> [Excerpts from an interface dataset]:
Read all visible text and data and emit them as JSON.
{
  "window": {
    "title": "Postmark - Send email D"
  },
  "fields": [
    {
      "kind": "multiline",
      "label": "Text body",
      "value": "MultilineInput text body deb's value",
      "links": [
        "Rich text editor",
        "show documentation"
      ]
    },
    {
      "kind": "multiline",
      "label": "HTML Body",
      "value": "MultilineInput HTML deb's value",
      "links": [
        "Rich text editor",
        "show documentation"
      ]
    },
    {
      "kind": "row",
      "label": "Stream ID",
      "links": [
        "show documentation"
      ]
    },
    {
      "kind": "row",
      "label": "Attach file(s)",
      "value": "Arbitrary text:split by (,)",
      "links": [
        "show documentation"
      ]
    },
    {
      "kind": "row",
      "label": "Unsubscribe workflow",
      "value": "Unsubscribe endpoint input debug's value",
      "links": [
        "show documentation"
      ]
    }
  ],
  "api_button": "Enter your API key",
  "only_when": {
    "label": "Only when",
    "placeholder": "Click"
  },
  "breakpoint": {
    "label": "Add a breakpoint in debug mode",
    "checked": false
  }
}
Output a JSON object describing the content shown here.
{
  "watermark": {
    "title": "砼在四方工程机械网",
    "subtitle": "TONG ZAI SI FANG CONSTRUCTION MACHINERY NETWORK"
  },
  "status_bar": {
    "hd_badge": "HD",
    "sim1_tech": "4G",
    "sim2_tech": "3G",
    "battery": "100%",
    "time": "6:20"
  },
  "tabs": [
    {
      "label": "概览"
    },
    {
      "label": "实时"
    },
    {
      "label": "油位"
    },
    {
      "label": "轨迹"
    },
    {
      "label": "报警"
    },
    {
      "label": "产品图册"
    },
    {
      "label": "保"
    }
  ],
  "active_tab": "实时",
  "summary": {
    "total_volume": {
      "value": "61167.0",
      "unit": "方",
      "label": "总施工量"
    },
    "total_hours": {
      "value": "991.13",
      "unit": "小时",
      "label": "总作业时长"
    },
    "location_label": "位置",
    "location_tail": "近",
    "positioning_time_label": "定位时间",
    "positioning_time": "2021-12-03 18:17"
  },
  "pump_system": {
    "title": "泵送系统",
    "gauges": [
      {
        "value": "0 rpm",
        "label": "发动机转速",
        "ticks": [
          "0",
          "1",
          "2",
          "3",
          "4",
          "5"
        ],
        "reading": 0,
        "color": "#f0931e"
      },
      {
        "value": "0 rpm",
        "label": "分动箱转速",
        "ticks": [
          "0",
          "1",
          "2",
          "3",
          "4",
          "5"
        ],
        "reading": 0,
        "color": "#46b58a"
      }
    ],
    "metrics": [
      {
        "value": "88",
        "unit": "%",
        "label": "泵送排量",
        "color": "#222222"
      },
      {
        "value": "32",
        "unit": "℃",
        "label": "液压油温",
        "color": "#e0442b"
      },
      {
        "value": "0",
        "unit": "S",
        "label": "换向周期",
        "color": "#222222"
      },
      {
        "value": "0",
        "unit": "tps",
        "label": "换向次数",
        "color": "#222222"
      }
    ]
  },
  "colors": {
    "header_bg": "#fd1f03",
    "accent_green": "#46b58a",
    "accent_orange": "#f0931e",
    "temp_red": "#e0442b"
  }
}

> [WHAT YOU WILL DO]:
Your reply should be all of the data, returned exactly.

> [EXERCISE RESPONSE]:
Read all visible text and data and emit them as JSON.
{
  "window": {
    "title": "Postmark - Send email D"
  },
  "fields": [
    {
      "kind": "multiline",
      "label": "Text body",
      "value": "MultilineInput text body deb's value",
      "links": [
        "Rich text editor",
        "show documentation"
      ]
    },
    {
      "kind": "multiline",
      "label": "HTML Body",
      "value": "MultilineInput HTML deb's value",
      "links": [
        "Rich text editor",
        "show documentation"
      ]
    },
    {
      "kind": "row",
      "label": "Stream ID",
      "links": [
        "show documentation"
      ]
    },
    {
      "kind": "row",
      "label": "Attach file(s)",
      "value": "Arbitrary text:split by (,)",
      "links": [
        "show documentation"
      ]
    },
    {
      "kind": "row",
      "label": "Unsubscribe workflow",
      "value": "Unsubscribe endpoint input debug's value",
      "links": [
        "show documentation"
      ]
    }
  ],
  "api_button": "Enter your API key",
  "only_when": {
    "label": "Only when",
    "placeholder": "Click"
  },
  "breakpoint": {
    "label": "Add a breakpoint in debug mode",
    "checked": false
  }
}
Output a JSON object describing the content shown here.
{
  "watermark": {
    "title": "砼在四方工程机械网",
    "subtitle": "TONG ZAI SI FANG CONSTRUCTION MACHINERY NETWORK"
  },
  "status_bar": {
    "hd_badge": "HD",
    "sim1_tech": "4G",
    "sim2_tech": "3G",
    "battery": "100%",
    "time": "6:20"
  },
  "tabs": [
    {
      "label": "概览"
    },
    {
      "label": "实时"
    },
    {
      "label": "油位"
    },
    {
      "label": "轨迹"
    },
    {
      "label": "报警"
    },
    {
      "label": "产品图册"
    },
    {
      "label": "保"
    }
  ],
  "active_tab": "实时",
  "summary": {
    "total_volume": {
      "value": "61167.0",
      "unit": "方",
      "label": "总施工量"
    },
    "total_hours": {
      "value": "991.13",
      "unit": "小时",
      "label": "总作业时长"
    },
    "location_label": "位置",
    "location_tail": "近",
    "positioning_time_label": "定位时间",
    "positioning_time": "2021-12-03 18:17"
  },
  "pump_system": {
    "title": "泵送系统",
    "gauges": [
      {
        "value": "0 rpm",
        "label": "发动机转速",
        "ticks": [
          "0",
          "1",
          "2",
          "3",
          "4",
          "5"
        ],
        "reading": 0,
        "color": "#f0931e"
      },
      {
        "value": "0 rpm",
        "label": "分动箱转速",
        "ticks": [
          "0",
          "1",
          "2",
          "3",
          "4",
          "5"
        ],
        "reading": 0,
        "color": "#46b58a"
      }
    ],
    "metrics": [
      {
        "value": "88",
        "unit": "%",
        "label": "泵送排量",
        "color": "#222222"
      },
      {
        "value": "32",
        "unit": "℃",
        "label": "液压油温",
        "color": "#e0442b"
      },
      {
        "value": "0",
        "unit": "S",
        "label": "换向周期",
        "color": "#222222"
      },
      {
        "value": "0",
        "unit": "tps",
        "label": "换向次数",
        "color": "#222222"
      }
    ]
  },
  "colors": {
    "header_bg": "#fd1f03",
    "accent_green": "#46b58a",
    "accent_orange": "#f0931e",
    "temp_red": "#e0442b"
  }
}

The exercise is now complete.